It’s interesting to note at this point in the proceedings that no news outlet had written about that Tuttle’s injury was possibly the result of a fight with a teammate.
The question which Jones’ fielded today was the first time it had been addressed on the record by anyone in the media or the head football coach.
Jones wasn’t close to being done, as he wrapped up his comments with what many in the media will see as a misguided chastisement of them for potentially hurting recruiting. Something that falls well outside of the job description of most in attendance today.
“I think all of us as human beings need to self check ourselves. You may not like that answer, but I’m a father, I have three boys. I think we sometimes have to put ourselves in the role of a parent as well.
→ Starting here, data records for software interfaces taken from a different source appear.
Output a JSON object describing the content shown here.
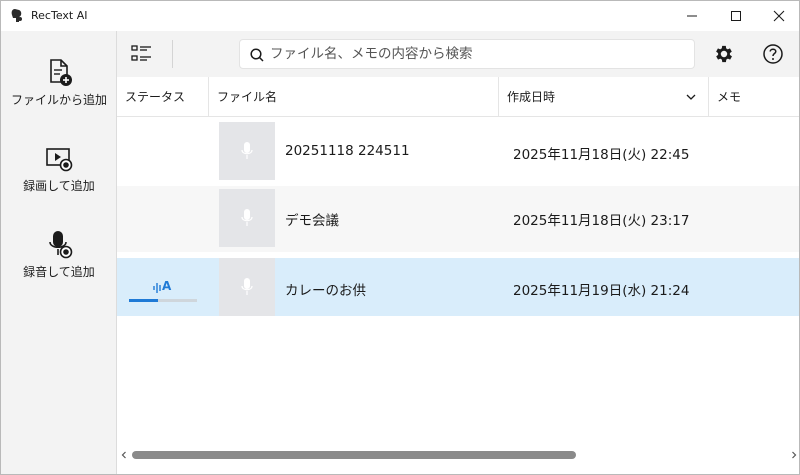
{
  "window": {
    "title": "RecText AI"
  },
  "sidebar": {
    "items": [
      {
        "label": "ファイルから追加",
        "icon": "file-add-icon"
      },
      {
        "label": "録画して追加",
        "icon": "video-record-icon"
      },
      {
        "label": "録音して追加",
        "icon": "mic-record-icon"
      }
    ]
  },
  "toolbar": {
    "search_placeholder": "ファイル名、メモの内容から検索",
    "search_value": ""
  },
  "table": {
    "columns": [
      "ステータス",
      "ファイル名",
      "作成日時",
      "メモ"
    ],
    "sort_column": "作成日時",
    "rows": [
      {
        "status": "",
        "name": "20251118 224511",
        "date": "2025年11月18日(火) 22:45",
        "memo": ""
      },
      {
        "status": "",
        "name": "デモ会議",
        "date": "2025年11月18日(火) 23:17",
        "memo": ""
      },
      {
        "status": "A",
        "name": "カレーのお供",
        "date": "2025年11月19日(水) 21:24",
        "memo": "",
        "progress": 0.42,
        "selected": true
      }
    ]
  },
  "colors": {
    "accent": "#1f7ad6",
    "selected_row": "#d9edfb",
    "sidebar_bg": "#f3f3f3"
  }
}
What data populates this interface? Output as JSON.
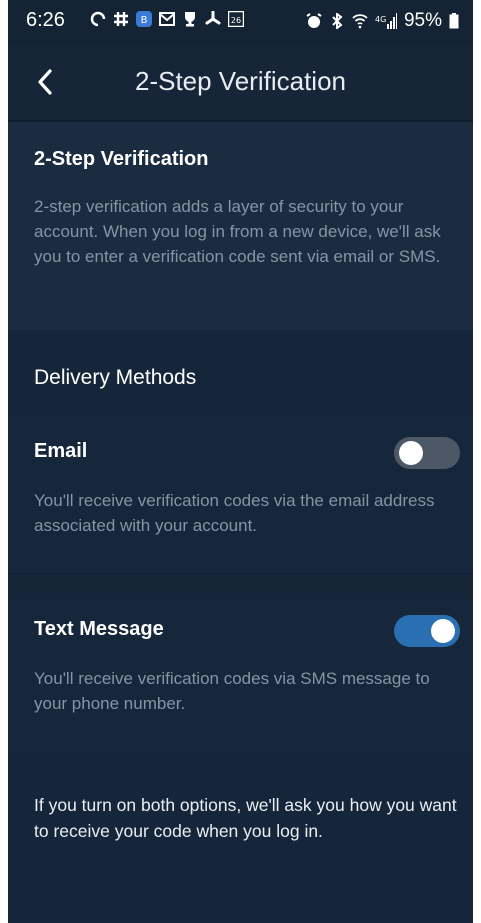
{
  "status_bar": {
    "time": "6:26",
    "battery": "95%",
    "left_icons": [
      "sync-icon",
      "slack-icon",
      "app-icon",
      "mail-icon",
      "trophy-icon",
      "fan-icon",
      "calendar-icon"
    ],
    "right_icons": [
      "alarm-icon",
      "bluetooth-icon",
      "wifi-icon",
      "signal-icon",
      "battery-icon"
    ],
    "calendar_day": "26",
    "network_label": "4G"
  },
  "header": {
    "title": "2-Step Verification"
  },
  "intro": {
    "heading": "2-Step Verification",
    "description": "2-step verification adds a layer of security to your account. When you log in from a new device, we'll ask you to enter a verification code sent via email or SMS."
  },
  "delivery": {
    "heading": "Delivery Methods"
  },
  "email": {
    "label": "Email",
    "enabled": false,
    "description": "You'll receive verification codes via the email address associated with your account."
  },
  "text_message": {
    "label": "Text Message",
    "enabled": true,
    "description": "You'll receive verification codes via SMS message to your phone number."
  },
  "footer_note": "If you turn on both options, we'll ask you how you want to receive your code when you log in.",
  "colors": {
    "background": "#162638",
    "card": "#1b2c40",
    "toggle_on": "#2a6fb2",
    "toggle_off": "#4d5866"
  }
}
I understand we all have jobs to do.
“My expectation as the head football coach, I’m the caretaker of Tennessee football. I’m here to develop and grow the football program, recruit the best possible student athletes to represent the University of Tennessee, and win football games and graduate our football players.
“That’s my responsibility. I take that very seriously. But also, I love our kids and I’m going to protect our players and I’m going to protect our program. Sometimes the negativity is overwhelming. If everyone is (a) Vol fan how do we let our opponents use this in the recruiting process with fake news.
“Sometimes we have to check ourselves. What are we here for? What’s are the values and principles that guide our lives every single day? I appreciate every single person in this room. You guys have a job to do and I respect that. I’m friends with a lot of you guys in the room and I appreciate it, but there comes a certain time where enough is enough, so thank you, have a great day, I look forward to seeing you on Wednesday, and go Vols.”
It was a lengthy answer, and frankly, the sentiment is entirely understandable. The job has to be a little frustrating at times.
However, the response from many among fans and media alike is that as the ‘caretaker of Tennessee football,’ one will make $4.1 million this season, diffusing rumors about possible locker room fights shouldn’t set off the emotional outburst it apparently did, not when all anyone really cares about at the end of the day is whether or not you can beat Georgia this week.
Jones’ pump was perhaps already primed to go off in some fashion when he was asked earlier in the press conference about Jauan Jennings and the fact that no one has seen him on the practice field or on the sidelines inside Neyland Stadium since he suffered his season ending injury against Georgia Tech.
Jones bristled a bit at the somewhat benign inquiry as to why Jennings wasn’t on the sideline, as is typically customary with injured players at home games.
That question prompted his first use of ‘reality TV’ to describe the nature of media coverage around his program, a notion he would circle back to with even more emotion when he later was asked to address the Tuttle rumors.
“You guys look for everything. I think you guys are running a reality TV show that feeds off of drama,” Jones said when asked about Jennings’ absence.
“He's in the building every day. He is doing a great job with recovery. I think we all know Jauan. Jauan is an extremely competitive young man. It absolutely bothers him being on the sideline because he can't help the team. That's his make up.
“He's doing everything he needs to do. He's doing a great job with classes. He's getting the rehab that he needs. That's his decision. I don't want him to be on the sideline and kind of make it worse in terms of how much it's bothering him right now that he can't help the team. Some will say, I know his presence would help them, but again the way he's wired he wants to go out there and do it.
“Knowing Jauan, I would be a afraid he would run on the field regardless and try to play. Jauan is doing everything he can to get back.”